> **Required action**: Every line of the material below in which "value" shows up is to be located and copied.

=== Begin Enclosure ===

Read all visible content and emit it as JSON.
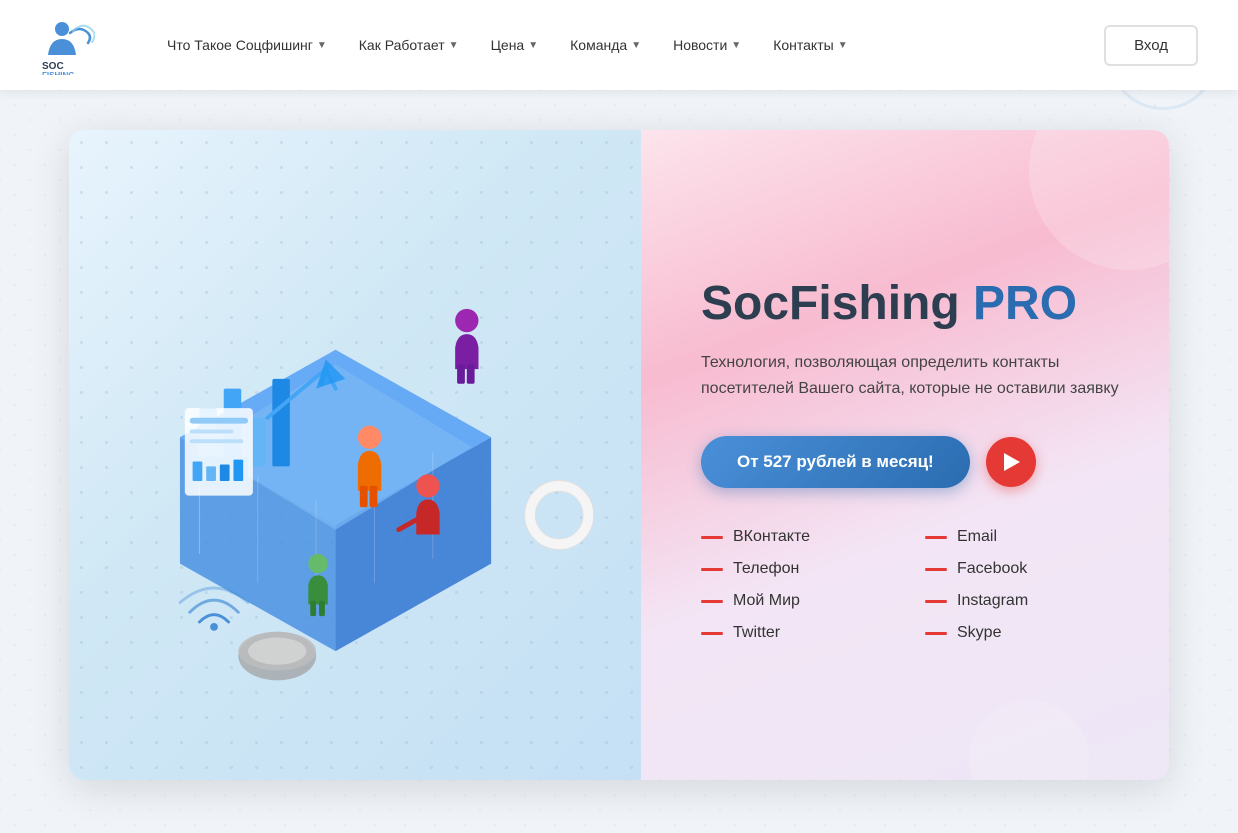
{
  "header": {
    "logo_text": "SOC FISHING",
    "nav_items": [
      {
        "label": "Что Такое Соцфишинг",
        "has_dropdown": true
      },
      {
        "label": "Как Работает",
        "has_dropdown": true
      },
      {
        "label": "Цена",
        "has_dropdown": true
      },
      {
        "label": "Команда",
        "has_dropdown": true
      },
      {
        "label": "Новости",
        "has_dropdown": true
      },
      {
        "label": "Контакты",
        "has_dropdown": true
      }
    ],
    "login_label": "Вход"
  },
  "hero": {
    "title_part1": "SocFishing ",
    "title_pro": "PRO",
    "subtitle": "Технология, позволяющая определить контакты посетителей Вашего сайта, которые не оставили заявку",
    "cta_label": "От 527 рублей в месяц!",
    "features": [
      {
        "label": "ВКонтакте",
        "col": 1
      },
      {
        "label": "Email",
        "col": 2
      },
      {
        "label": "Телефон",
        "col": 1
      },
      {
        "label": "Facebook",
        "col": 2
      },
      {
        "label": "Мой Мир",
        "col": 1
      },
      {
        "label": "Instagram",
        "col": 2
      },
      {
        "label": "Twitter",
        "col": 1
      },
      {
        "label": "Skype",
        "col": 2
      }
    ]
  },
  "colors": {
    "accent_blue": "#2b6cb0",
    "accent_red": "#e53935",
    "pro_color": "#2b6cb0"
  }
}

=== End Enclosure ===
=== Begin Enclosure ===

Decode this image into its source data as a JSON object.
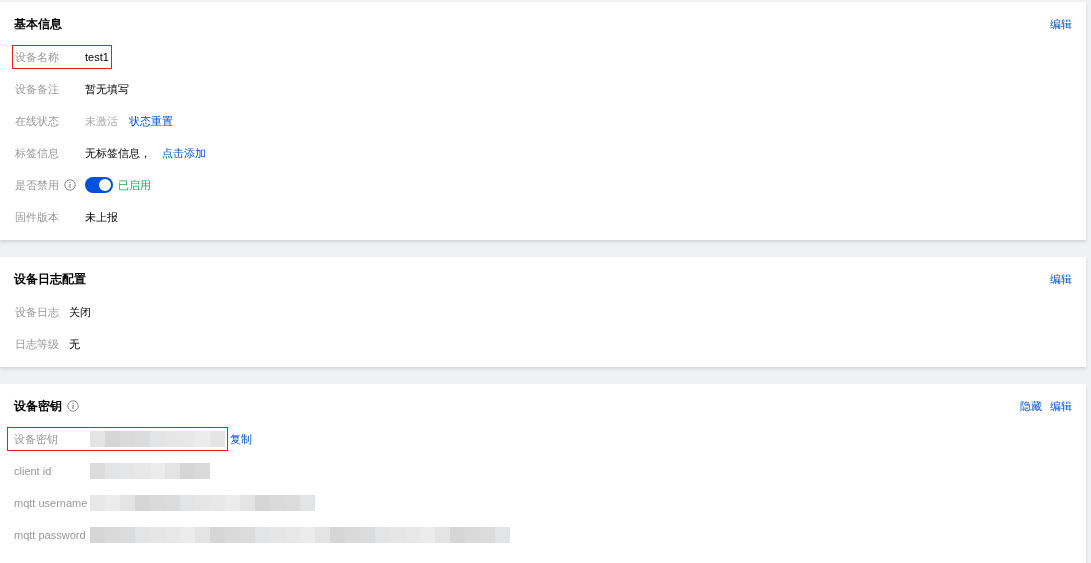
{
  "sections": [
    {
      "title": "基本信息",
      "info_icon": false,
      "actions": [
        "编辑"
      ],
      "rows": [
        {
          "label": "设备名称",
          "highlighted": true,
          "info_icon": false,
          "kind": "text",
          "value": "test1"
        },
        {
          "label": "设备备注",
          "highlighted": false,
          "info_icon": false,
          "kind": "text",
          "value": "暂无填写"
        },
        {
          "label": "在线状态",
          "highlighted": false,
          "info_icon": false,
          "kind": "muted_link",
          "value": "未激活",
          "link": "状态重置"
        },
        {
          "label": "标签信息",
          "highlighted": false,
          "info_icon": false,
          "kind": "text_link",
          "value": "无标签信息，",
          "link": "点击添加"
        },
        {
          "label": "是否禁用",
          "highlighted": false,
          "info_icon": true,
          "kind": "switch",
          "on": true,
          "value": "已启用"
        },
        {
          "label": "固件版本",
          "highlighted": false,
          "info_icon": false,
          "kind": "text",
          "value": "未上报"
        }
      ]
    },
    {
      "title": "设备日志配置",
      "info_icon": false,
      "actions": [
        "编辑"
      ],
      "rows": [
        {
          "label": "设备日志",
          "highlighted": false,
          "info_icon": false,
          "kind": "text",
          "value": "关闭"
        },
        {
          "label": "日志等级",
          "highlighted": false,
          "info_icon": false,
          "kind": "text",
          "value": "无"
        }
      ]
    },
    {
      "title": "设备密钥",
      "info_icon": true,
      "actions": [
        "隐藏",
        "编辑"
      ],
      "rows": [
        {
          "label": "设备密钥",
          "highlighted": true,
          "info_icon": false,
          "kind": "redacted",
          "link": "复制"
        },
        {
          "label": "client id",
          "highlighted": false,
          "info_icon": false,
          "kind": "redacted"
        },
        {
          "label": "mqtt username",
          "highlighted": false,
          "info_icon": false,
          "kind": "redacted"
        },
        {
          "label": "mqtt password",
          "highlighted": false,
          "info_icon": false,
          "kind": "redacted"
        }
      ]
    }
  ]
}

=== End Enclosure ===

> **Reply**:
          "value": "test1"
          "value": "暂无填写"
          "value": "未激活",
          "value": "无标签信息，",
          "value": "已启用"
          "value": "未上报"
          "value": "关闭"
          "value": "无"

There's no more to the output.